As Democratic presidential candidates point the finger at the president's divisive rhetoric, Mulvaney said on ABC's "This Week" that the suspect who allegedly killed 20 people at a Walmart in El Paso appeared to have been motivated by beliefs he harbored before Trump became president.
Rep. Beto O'Rourke, a Texas Democrat running for president, on Saturday called Trump a "racist" and said he "stokes racism in this country." Fellow candidate Pete Buttigieg, the mayor of South Bend, Indiana, said Trump was "condoning white nationalism."
Several of those killed in El Paso, which borders Mexico, were Mexican citizens, and officials said that they are examining what they called a "manifesto" that they believe was written by the shooter and shows a possible "nexus" to a hate crime. After he was arrested, the suspect told investigators he wanted to shoot as many Mexicans as possible, two law enforcement officials told ABC News.
Marcelo Ebrard, Mexico's foreign minister, said six Mexicans were killed and nine were injured and that the nation is considering legal action against whomever provided the shooter with the assault weapon.
Pressed by Karl on whether Trump was at all to blame for using words like "invasion" to talk about illegal immigration and saying congresswomen of color should leave the country, Mulvaney said Trump was just as saddened and angered by the shootings as others.
"There's no benefit here to trying to make this a political issue," said Mulvaney. "This is a social issue."
He labeled the gunmen in El Paso and Dayton "crazy people" who "should not be able to get guns." The Dayton gunman, who died at the scene, killed at least nine people, authorities said. Dozens were injured in each attack.
"Sick people who are intent on doing things like this should not be able to buy guns legally," Mulvaney said.
Rep. Veronica Escobar, whose congressional district includes El Paso, said Saturday night that while investigators must complete an investigation, the El Paso suspect's so-called "manifesto" suggested the shooting could have been an act of "domestic terrorism."
“In this country, we have a gun violence epidemic but we also have a hate epidemic," Escobar said in an earlier interview on "This Week." "And until we confront that hate and until we confront the weak gun laws that we have we're going to keep seeing this.”
"Today's shooting in El Paso, Texas, was not only tragic, it was an act of cowardice," President Donald Trump tweeted overnight. "I know that I stand with everyone in this Country to condemn today's hateful act. There are no reasons or excuses that will ever justify killing innocent people."
After the Ohio attack, he tweeted that "Information is rapidly being accumulated in Dayton" and noted the law enforcement response "was very rapid in both" Dayton and El Paso. "God bless the people of El Paso Texas," he added. "God bless the people of Dayton, Ohio."

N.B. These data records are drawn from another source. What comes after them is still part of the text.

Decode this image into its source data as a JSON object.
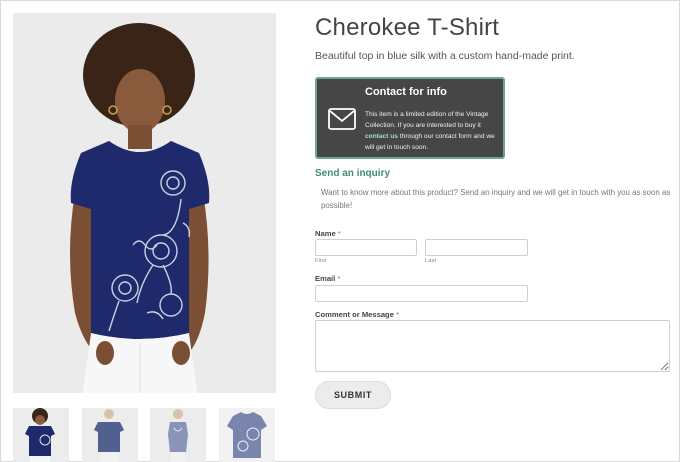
{
  "product": {
    "title": "Cherokee T-Shirt",
    "description": "Beautiful top in blue silk with a custom hand-made print."
  },
  "contact_box": {
    "title": "Contact for info",
    "icon": "envelope-icon",
    "text_before": "This item is a limited edition of the Vintage Collection. If you are interested to buy it",
    "link_text": "contact us",
    "text_after": "through our contact form and we will get in touch soon."
  },
  "inquiry": {
    "title": "Send an inquiry",
    "description": "Want to know more about this product? Send an inquiry and we will get in touch with you as soon as possible!"
  },
  "form": {
    "name_label": "Name",
    "required_mark": "*",
    "first_sublabel": "First",
    "last_sublabel": "Last",
    "email_label": "Email",
    "message_label": "Comment or Message",
    "first_value": "",
    "last_value": "",
    "email_value": "",
    "message_value": "",
    "submit_label": "SUBMIT"
  },
  "gallery": {
    "thumbnails": [
      "front view",
      "front view plain",
      "side view",
      "flat lay"
    ]
  },
  "colors": {
    "accent": "#3f8f72",
    "contact_bg": "#464646",
    "contact_border": "#6fa68a",
    "shirt": "#1e2a6b"
  }
}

In March, ABC News Senior National Correspondent Terry Moran asked the president in the Oval Office if he thought white nationalism was a rising threat around the world.
Trump replied: "I don't really. I think it's a small group of people that have a very, very serious problem."
Pushed by Karl about why the president has downplayed the threat of white nationalism, Mulvaney said white nationalism is not as big a threat as "international nuclear weapons."
"I don't believe he's downplaying it. … Look, this is not the same as international, sort of, nuclear weapons," Mulvaney said. "This is a serious problem, there's no question about it. But they are sick, sick people. And the president knows that. Again, Jon, I don't think it's fair to try and lay this at the feet of the president."
"I don't think it's at all fair to sit here and say that he doesn't think that white nationalism is bad for the nation," Mulvaney added. "These are sick people. You cannot be a white supremacist and be normal in the head."
Later on "This Week," Julian Castro, a former secretary of housing and urban development who is running for the Democratic nomination for president, said said the shooter in El Paso bore responsibility, but added that "most presidents have chosen to try to bring people together."
"Anybody who has the ability to see and hear and understand what the president has been doing since he started his campaign in 2015 knows that division and bigotry and fanning the flames of hate has been his political strategy," Castro said. "He's given license for this toxic brew of white supremacy to fester more and more in this country. And we're seeing the results of that."
Washington Gov. Jay Inslee, another 2020 Democratic candidate, issued a statement late Sunday that read, in part:
"Donald Trump said today that 'hate has no place in our country,' but he has openly fostered and preached hate from his place in the White House. I stand by my statement from last week: We can no longer allow a white nationalist in the White House. He has been fanning the flames of racial disparity and hatred for years. America deserves a leader who will work to heal us rather than widen our divides. ... President Trump’s claim that he has 'done a lot' on gun violence prevention is a boldfaced lie."
ABC News' Josh Hoyos and John Verhovek contributed to this report.